If we had three readings at the Eucharist, or four as it would have been today, which you may be quite pleased that we don’t have, then we would have heard the story of the Tower of Babel this morning as our Old Testament reading. You will remember the story of Tower of Babel, it comes right early on in the book of Genesis and is the story of the arrogance of humanity. Humans at this point are all living in the same place and sharing therefore the same language, and they say “come let us build a tower with its top in the heavens” so that they can be like gods. And God, seeing the arrogance of humanity knocks the tower over, and then scatters people all across the face of the earth.

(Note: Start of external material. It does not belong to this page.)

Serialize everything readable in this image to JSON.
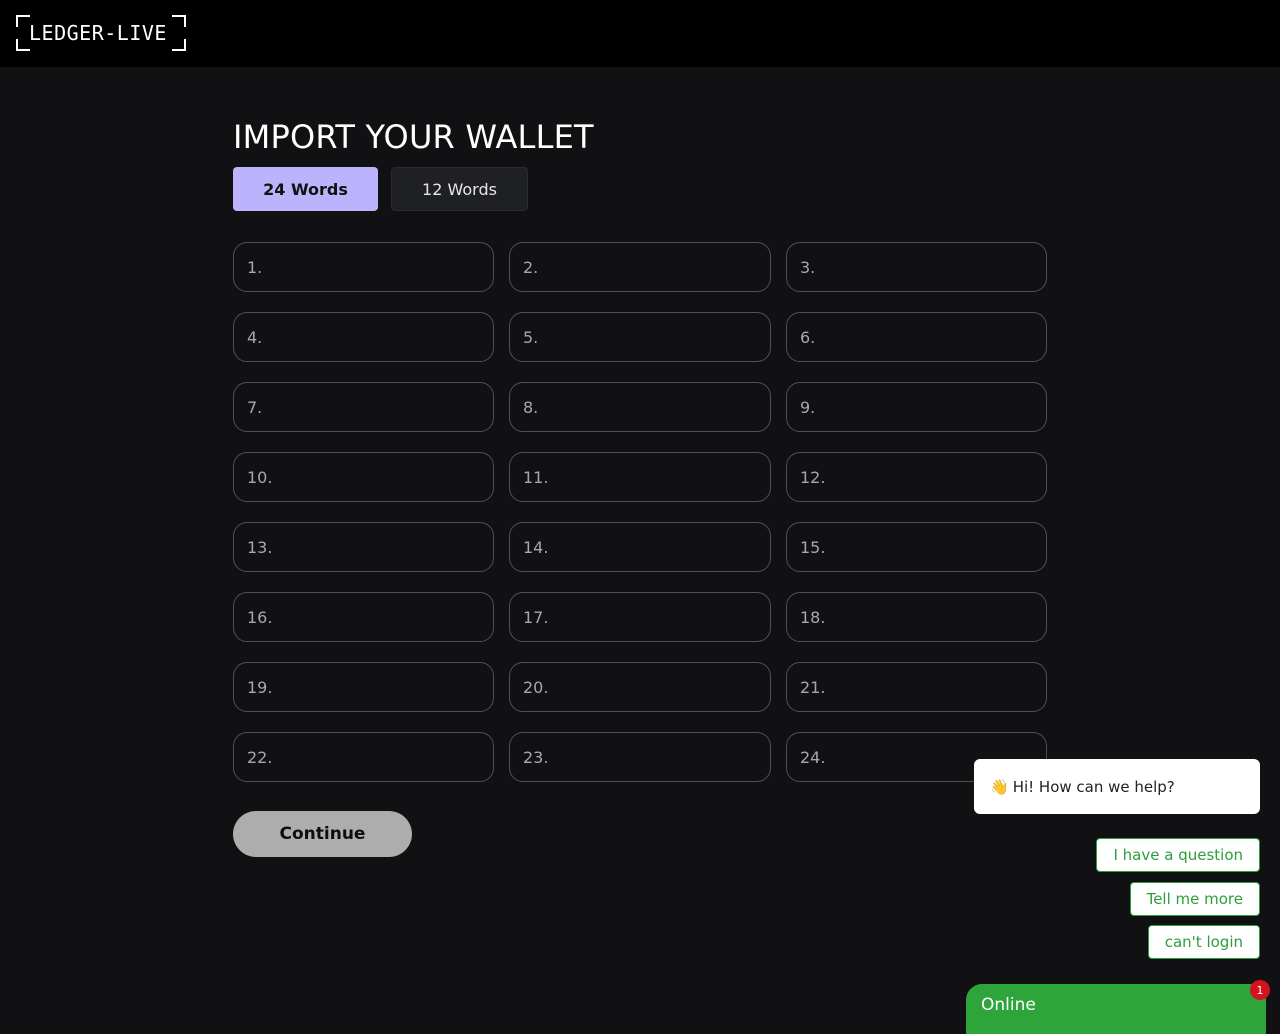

He confuses their language, hence the use of the word Babel, or babble, so the humanity can no longer easily understand one another and therefore not work together again to achieve such an arrogant and self-destructive end. It is of course a myth about the origin of language, and of different communities and ethnic groups. It’s set for the day of Pentecost because what happens at Pentecost of course is that the apostles are given the gift of tongues. They are given the gift of communicating in a way that everyone can understand. And so the gift of the Holy Spirit at Pentecost is often read as a reversal of the myth of the Tower of Babel. It’s read as the gifting to the church of the potential for unity.
The Holy Spirit is the way in which God moves in his world to bring unity, common working, compassion, care for the other, all those values by which we become more than we were before. The Holy Spirit reunites.
One of the schools of which I am a governor has three core values: courage, compassion, and commitment. And some of the material supporting those three values draws links with the three persons of the Trinity. And the value which we associate with the Holy Spirit is that of commitment. The Holy Spirit is God’s commitment to his world. Jesus said to the disciples, immortalised for those of us who adore choral worship by Tallis’ splendid anthem, “if ye love me keep my commandments, and I will pray the Father and he will give you another Comforter.”
The Holy Spirit is no more and no less than God active and committed in the world, and in the lives of his people. The Holy Spirit is, in the words which sadly never made it into the modern liturgy, “the breath and the kiss of God within you.” The Holy Spirit is how you know God, and how God knows you, because the Holy Spirit is God. When you feel the tug upon your heart in prayer or in worship, that is the Holy Spirit. When you feel outraged and angry by injustice in the world and motivated to do something about it, that is the Holy Spirit.
The Holy Spirit: God’s commitment to his world. And Pentecost, God’s reversal of Babel.
And at those wonderful moments that mark the Christians journey: our baptism, our confirmation, for some ordination too, it is the Holy Spirit who is invoked: “confirm, O Lord, your servant with your Holy Spirit”.
And in a moment we will sing the creed, and we will sing about the Holy Spirit, who “with the Father and the Son is worshipped and glorified” equal as God, but unique as God. God as we know him, God as we know her. In the words of Patriarch Ignatius of Sweden,
Without the Holy Spirit: God is far away, Christ stays in the past, the Gospel is a dead letter, the Church is simply an organisation, authority simply a matter of domination, mission a matter of propaganda, liturgy no more than an evocation, Christian living a slave morality. But with the Holy Spirit: the cosmos is resurrected and groans with the birth-pangs of the Kingdom, the risen Christ is there, the Gospel is the power of life, the Church shows forth the life of the Trinity, authority is a liberating service, mission is a Pentecost, the liturgy is both memorial and anticipation, human action is deified.
Alleluia! Christ is risen.
He is risen indeed. Alleluia!